One of his most renowned works, The Card Players clearly shows his gradation in colors, to create a 3D effect. Cezanne would finish his paintings very slowly, building upon each previous figure with a new outline, which often took him months to finish a painting. His work has inspired a lot of modern artists and paved way to Cubism.
Few Notable Works: Woman in a Green Hat, The Bathers, The Card Players, Still Life with a Curtain, and Pyramid of Skulls.

Claude Monet

"It's on the strength of observation and reflection that one finds a way. So, we must dig and delve unceasingly."
Claude Monet was born on November 14, 1840 in Paris. He was the founder of the Impressionist movement that completely changed the face of French painting in the second half of the 19th century. He developed a love for drawing at an early age, and would often fill his notebooks with sketches.
Although he first started out with selling charcoal caricatures in Paris, he soon started painting with oil after meeting Eugene Boudin. Eugène, who taught him to use oil paints, also encouraged him to paint outdoors (en plein air), a technique that he mastered later.
Few Notable Works: Impression, Sunrise, The Water Lilies, Camille, Woman with a Parasol, and The Poppy Field.

Pierre-Auguste Renoir

"One must, from time to time, attempt things that are beyond one's capacity."
Pierre-Auguste Renoir, born February 25, 1841 in Limoges, was one of the most famous artists of the early 20th century. He is the one who helped launch the Impressionist movement in the 1870s. Renowned for his sensuous and charming scenes of pretty women, Renoir began his career as a porcelain painter.
However, in 1860, he joined the studio of Swiss artist Charles Gleyre, where he met Claude Monet, Frédéric Bazille, and Alfred Sisley, with whom he would share homes as well as studios. In 1869, he painted for two months with Monet, when they came up with a sketch-like technique with loose brush strokes, thus paving the way to Impressionism.
Few Notable Works: Dance at Le Moulin de la Galette, Le Promenade, The Large Bathers, Two Young Girls at the Piano, and Luncheon of the Boating Party.
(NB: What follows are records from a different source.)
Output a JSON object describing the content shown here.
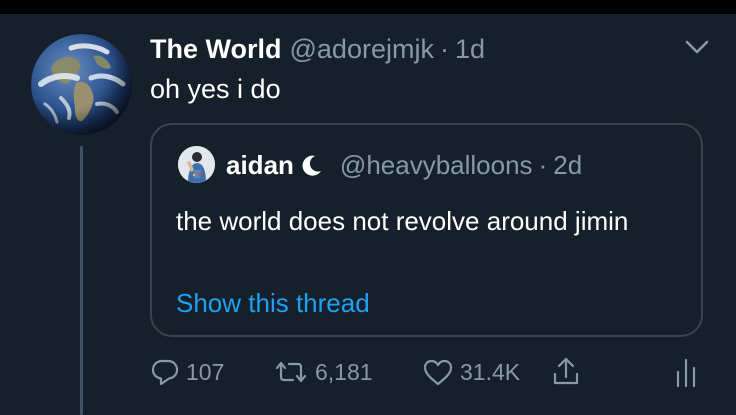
{
  "tweet": {
    "author_name": "The World",
    "handle": "@adorejmjk",
    "separator": "·",
    "time": "1d",
    "text": "oh yes i do",
    "avatar_icon": "earth-globe-icon",
    "menu_icon": "chevron-down-icon"
  },
  "quoted_tweet": {
    "author_name": "aidan",
    "badge_icon": "crescent-moon-icon",
    "handle": "@heavyballoons",
    "separator": "·",
    "time": "2d",
    "text": "the world does not revolve around jimin",
    "show_thread": "Show this thread"
  },
  "actions": {
    "replies": "107",
    "retweets": "6,181",
    "likes": "31.4K",
    "reply_icon": "reply-bubble-icon",
    "retweet_icon": "retweet-icon",
    "like_icon": "heart-icon",
    "share_icon": "share-icon",
    "analytics_icon": "analytics-bars-icon"
  },
  "colors": {
    "background": "#15202b",
    "text": "#ffffff",
    "muted": "#8899a6",
    "link": "#1da1f2",
    "border": "#38444d"
  }
}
Vincent van Gogh

"The fishermen know that the sea is dangerous and the storm terrible, but they have never found these dangers sufficient reason for remaining ashore."
Vincent van Gogh, born on March 30, 1853, was a post-Impressionist French painter of Dutch origin whose work had a huge influence on the 20th century art. His dramatic brush strokes laid the foundation of Expressionism, Fauvism, and early abstract art. His works mostly included self-portraits, landscapes, and still-life portraits.
His early works consisted more of somber earth tones. However, influenced by Gauguin, Monet, Pissarro, and Bernard, after moving to Paris, van Gogh adopted brighter colors in his works, and started experimenting with various techniques. Having produced more than 2,000 works of art, the artist sold only one painting during his lifetime―Red Vineyard at Arles.
Few Notable Works: The Potato Eaters, Starry Night, Sunflowers, Wheat Field with Cypresses, and Bedroom in Arles.
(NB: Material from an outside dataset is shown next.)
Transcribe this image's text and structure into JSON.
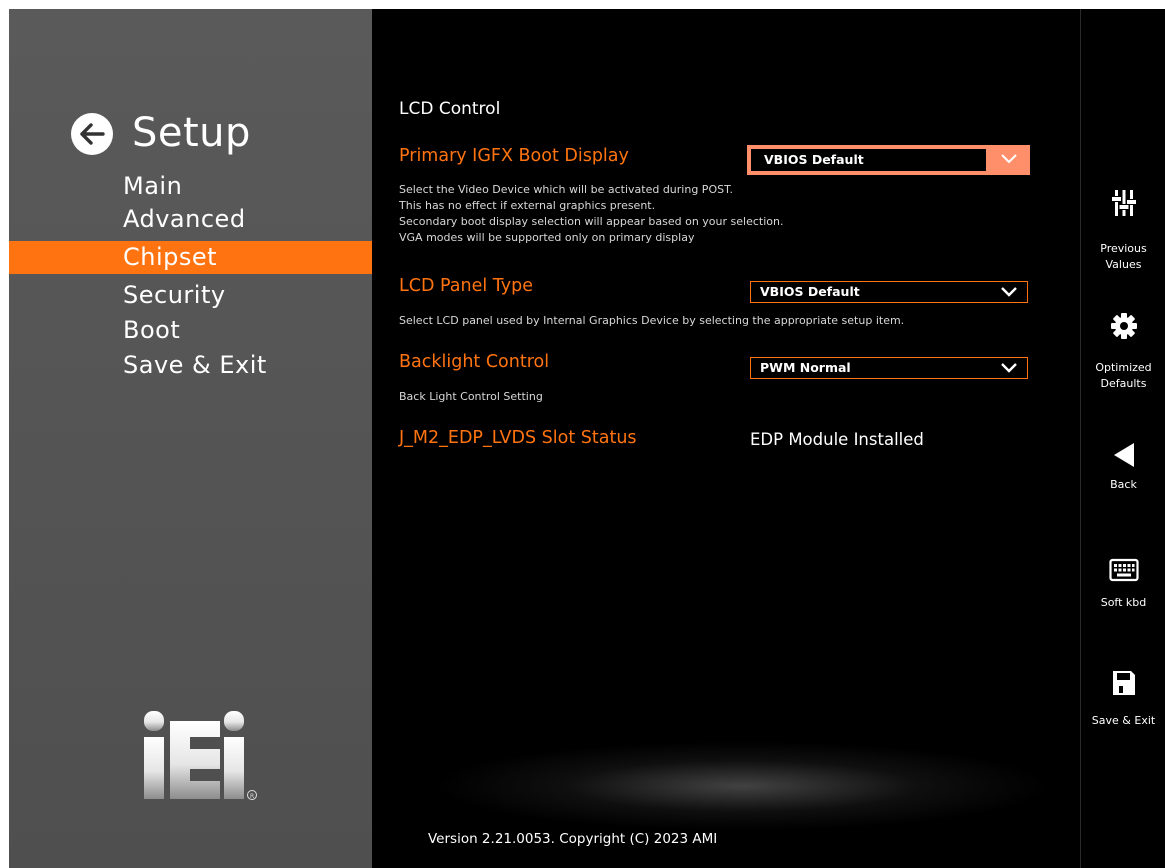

Henri Matisse

"Creativity takes courage."
Henri Matisse, born on December 31, 1869 in Le Cateau-Cambresis, was a revolutionary painter of the early 20th century. Earlier trained as a lawyer, Matisse developed an interest for art only at the age of 21. He, therefore, moved to France to study art, and initially followed the 19th century style of painting.
However, he soon began to experiment with various techniques, and started painting with his personal style. His subjects mostly consisted of landscapes, portraits, studio interiors, and still life.
Few Notable Works: Woman with a Hat, Woman Reading, Luxury, Calm and Pleasure, and Landscape, the Pink Wall.
Some other famous French artists are Georges Seurat, Paul Gauguin, Georges Braque, Gustave Caillebotte, and many others. Not only have they contributed immensely to the history of art, but they have also inspired innumerable young artists around the globe.